APIs, or application programming interfaces, facilitate software development and innovation by allowing programmes to exchange data and functions straightforwardly and securely.
An application programming interface, or API, enables businesses to expose their applications' data and functionality to third-party developers, commercial partners, and internal departments inside their organizations. This enables services and products to communicate with one another and leverage one another's data and capabilities via a defined interface. Developers aren't expected to understand how an API works; instead, they just use the interface to engage with other products and services. In the last decade, API usage has soared to the point that many of today's most successful internet programmes would be difficult to construct without them.
An API works as follows:
- A client application conducts an API call, often known as a request, to receive information. This request, which includes a request verb, headers, and, in certain situations, a request body, is delivered from an application to a web server through the API's Uniform Resource Identifier (URI).
- The API makes a call to the external software or web server after receiving a valid request.
- The server responds to the API by sending the requested information.
- The data is transferred to the initial requesting application via the API.

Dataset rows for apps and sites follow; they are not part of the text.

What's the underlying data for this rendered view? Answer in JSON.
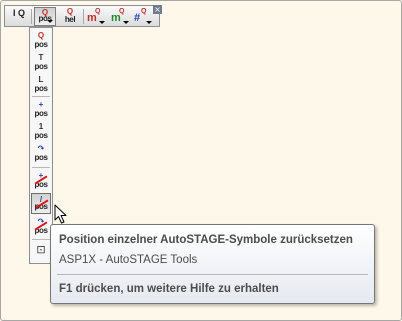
{
  "toolbar": {
    "buttons": [
      {
        "icon": "position-table-icon",
        "top": "I Q",
        "bottom": ""
      },
      {
        "icon": "pos-dropdown-icon",
        "top": "Q",
        "bottom": "pos"
      },
      {
        "icon": "pos-hl-icon",
        "top": "Q",
        "bottom": "hel"
      },
      {
        "icon": "m-q-red-icon",
        "top": "Q",
        "bottom": "m"
      },
      {
        "icon": "m-q-green-icon",
        "top": "Q",
        "bottom": "m"
      },
      {
        "icon": "hash-q-icon",
        "top": "Q",
        "bottom": "#"
      }
    ],
    "close_glyph": "×"
  },
  "palette": {
    "items": [
      {
        "top": "Q",
        "bottom": "pos"
      },
      {
        "top": "T",
        "bottom": "pos"
      },
      {
        "top": "L",
        "bottom": "pos"
      },
      {
        "top": "+",
        "bottom": "pos"
      },
      {
        "top": "1",
        "bottom": "pos"
      },
      {
        "top": "↷",
        "bottom": "pos"
      },
      {
        "top": "+",
        "bottom": "pos"
      },
      {
        "top": "/",
        "bottom": "pos"
      },
      {
        "top": "↷",
        "bottom": "pos"
      },
      {
        "top": "⊡",
        "bottom": ""
      }
    ]
  },
  "tooltip": {
    "title": "Position einzelner AutoSTAGE-Symbole zurücksetzen",
    "subtitle": "ASP1X - AutoSTAGE Tools",
    "help": "F1 drücken, um weitere Hilfe zu erhalten"
  },
  "colors": {
    "background": "#fdf8ea",
    "q_red": "#c03030",
    "q_green": "#1f8a2a",
    "q_blue": "#2a3fb0",
    "strike_red": "#dd1111"
  }
}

While the data transport method varies based on the web service utilized, the requests and responses are all handled via an API. A user interface is designed for human interaction, whereas APIs are designed for use by a computer or application.